The excursion to Estaca de Bares, for example, is rated "intermediate", although the day I made this trip the wind and swell were definitely enough to warrant a "high" rating in my opinion! The stiff offshore southerly wind was much appreciated on the outward leg (although it also meant an early wet bottom for the man in the back) but it took some effort and co-ordination to head back into it on the way home (on this leg the back seat was certainly preferable, so if you do this and start in the back –as I did- don’t make the mistake of swapping halfway through!) However, canoeing in a considerable swell off Spain’s northern-most point is a highly recommendable experience. The sound of the sea thundering up against the base of the cliffs and reverberating back is awesome, and losing sight of the other canoe (your monitor!) in the next rough, while a little disconcerting at first, is all part of the adventure; everything these sea-faring kayaks lack in streamlineliness they gain in stability, and they are, I am told, virtually impossible to capsize. The trip was thrilling without there ever being any real sense of danger. The monitor, Fran, makes these excursions pretty much all year round and knows the local conditions well. In addition, Estaca have a large zodiac on hand if there are any problems or if anyone gets tired.

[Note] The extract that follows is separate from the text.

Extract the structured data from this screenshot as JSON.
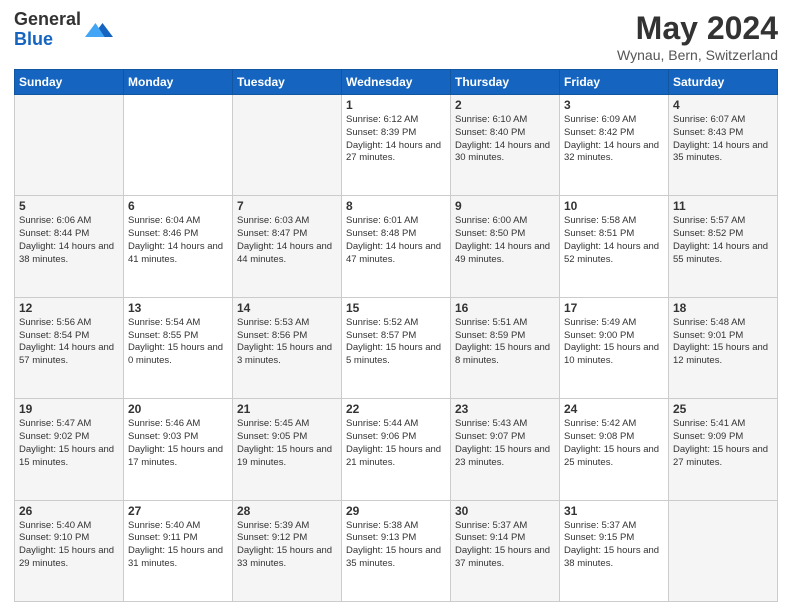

The boat checked on us just as we turned back into the wind, but we were glad that we chose to take on the tough homeward paddle as the experience of surfing down the swells into a head wind was not to have been missed.
We docked at the sleepy fishing village of Bares. There is little left these days (except a nice sandy beach that sweeps up-river and a good quality seafood restaurant), but this was once a prosperous port. If you marvel at the perfectly rounded boulders that make up the sea-wall that protects the village’s handful of fishing boats and wonder how erosion could have done such a precise job, this is because the sculpting process has taken some 1500 years; these stones were part of the original sea-wall, probably built by the Phoenicians.
Icing on the cake….to top off your day, eat at La Marina on the quay at O’Barquiero. Good quality, cheap, local fair: try the tortilla, the veal cooked in the oven, and, of course the seafood (one day I ate the best clams ever here). And then a siesta on the beach at Celtigos (15 minute drive on the way back to Cedeira).